While routinely ordered, the electrocardiogram (EKG) is an incredibly well designed way to gather useful clinical data for cardiac and non-cardiac conditions. With new devices such as the AliveCor, EKGs are becoming more accessible on a mobile basis instead of requiring a full machine. There are many upsides to its use, including that it is non-invasive, cheap and visual.
On a cardiology rotation this summer I’ve had the opportunity to learn more about the use of EKGs than ever before. My attending consistently reports that the EKG is the only vital sign we need. Over the last several weeks, I’ve diagnosed a myriad of cardiac conditions via EKG but also have diagnosed pathology of the brain, liver, and lungs. A distinct reminder that, while our specialists treat diseases as if isolated entities, our hearts (and hence the rest of our physical self) nearly always know what’s going on. When asking the right questions and exploring the right details, one can discover even when the patient breathes or coughs. This same attending uses the consistent mistakes that the computer makes in interpreting EKGs -it’s rarely right anyways- to lead to the right diagnosis. With that, here are some concepts that can be extrapolated from the design of the EKG.
Principles of effective medical device design learned from the EKG:
1. Medical devices should report information in a visual way. From a designers perspective this is the area I think needs the most work and is the area that has shown the most growth recently. We are intensely visual animals and should use that to our advantage in learning and synthesizing data.

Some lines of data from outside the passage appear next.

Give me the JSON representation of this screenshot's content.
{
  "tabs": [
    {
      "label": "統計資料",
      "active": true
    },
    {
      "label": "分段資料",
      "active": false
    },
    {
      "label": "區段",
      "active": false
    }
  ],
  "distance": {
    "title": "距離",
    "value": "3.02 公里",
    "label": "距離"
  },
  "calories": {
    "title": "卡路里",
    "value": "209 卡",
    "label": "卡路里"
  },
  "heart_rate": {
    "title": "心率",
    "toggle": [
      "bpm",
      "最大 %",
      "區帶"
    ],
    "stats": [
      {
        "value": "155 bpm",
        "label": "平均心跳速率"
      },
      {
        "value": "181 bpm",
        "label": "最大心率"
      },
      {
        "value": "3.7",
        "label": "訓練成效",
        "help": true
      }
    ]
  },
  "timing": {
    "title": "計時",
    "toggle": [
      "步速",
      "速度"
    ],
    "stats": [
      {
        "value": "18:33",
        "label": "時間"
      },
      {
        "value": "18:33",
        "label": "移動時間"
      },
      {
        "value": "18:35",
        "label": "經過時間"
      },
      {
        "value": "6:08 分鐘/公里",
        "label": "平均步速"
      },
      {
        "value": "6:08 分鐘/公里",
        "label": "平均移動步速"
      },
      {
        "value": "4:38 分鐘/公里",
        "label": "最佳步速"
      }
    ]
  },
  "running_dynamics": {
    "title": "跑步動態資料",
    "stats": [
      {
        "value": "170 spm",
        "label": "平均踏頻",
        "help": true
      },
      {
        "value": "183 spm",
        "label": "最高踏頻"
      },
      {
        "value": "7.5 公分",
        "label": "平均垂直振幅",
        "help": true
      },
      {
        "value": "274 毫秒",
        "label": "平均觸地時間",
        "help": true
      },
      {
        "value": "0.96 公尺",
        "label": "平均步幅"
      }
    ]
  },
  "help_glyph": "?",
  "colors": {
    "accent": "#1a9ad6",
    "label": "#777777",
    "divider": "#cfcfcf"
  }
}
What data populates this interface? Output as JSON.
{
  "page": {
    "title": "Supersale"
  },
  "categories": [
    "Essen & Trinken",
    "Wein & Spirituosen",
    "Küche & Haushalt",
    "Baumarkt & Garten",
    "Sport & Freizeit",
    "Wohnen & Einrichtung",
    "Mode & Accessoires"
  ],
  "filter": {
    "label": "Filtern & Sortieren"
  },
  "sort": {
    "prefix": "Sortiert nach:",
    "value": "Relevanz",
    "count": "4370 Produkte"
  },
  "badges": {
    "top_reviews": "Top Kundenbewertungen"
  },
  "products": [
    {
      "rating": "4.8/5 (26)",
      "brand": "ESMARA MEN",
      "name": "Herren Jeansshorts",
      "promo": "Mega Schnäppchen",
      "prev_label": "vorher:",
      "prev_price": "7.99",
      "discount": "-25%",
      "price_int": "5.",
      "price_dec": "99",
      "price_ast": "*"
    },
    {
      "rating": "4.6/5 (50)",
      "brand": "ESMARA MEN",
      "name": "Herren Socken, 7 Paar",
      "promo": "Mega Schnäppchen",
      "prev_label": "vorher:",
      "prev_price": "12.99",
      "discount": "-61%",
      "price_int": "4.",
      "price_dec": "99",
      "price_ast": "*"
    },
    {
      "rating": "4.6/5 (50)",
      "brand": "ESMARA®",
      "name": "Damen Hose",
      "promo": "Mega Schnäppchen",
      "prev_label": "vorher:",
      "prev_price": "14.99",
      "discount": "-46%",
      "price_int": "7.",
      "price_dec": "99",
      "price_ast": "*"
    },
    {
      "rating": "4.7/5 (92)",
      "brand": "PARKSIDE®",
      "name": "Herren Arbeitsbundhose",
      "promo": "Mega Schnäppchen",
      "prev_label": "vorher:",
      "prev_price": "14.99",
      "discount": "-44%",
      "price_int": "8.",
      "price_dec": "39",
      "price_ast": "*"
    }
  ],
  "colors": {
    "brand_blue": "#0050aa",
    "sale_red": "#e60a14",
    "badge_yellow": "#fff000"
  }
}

2. Medical device design should correlate with physiology. This seems like a no brainer, but perfecting the EKG took a long time, as tweaking its accuracy and how to process the data it provided require careful mathematics. Sensitivity and specificity are important markers to consider.
3. Medical device design should be easy to use with basic instructions. Complexity is overrated. We’re going smaller, quicker and easier with our designs so making the device accessible is a must. An EKG just requires putting it on right to gather the data (sometimes a feat in it’s own), which is straightforward.
4. Medical device design should be non-invasive. Some of our best and most accurate tests require invasive data collection (think cardiac catheterization or biopsies) but while it requires a little more thinking to get answers from an EKG, the risks are substantially less.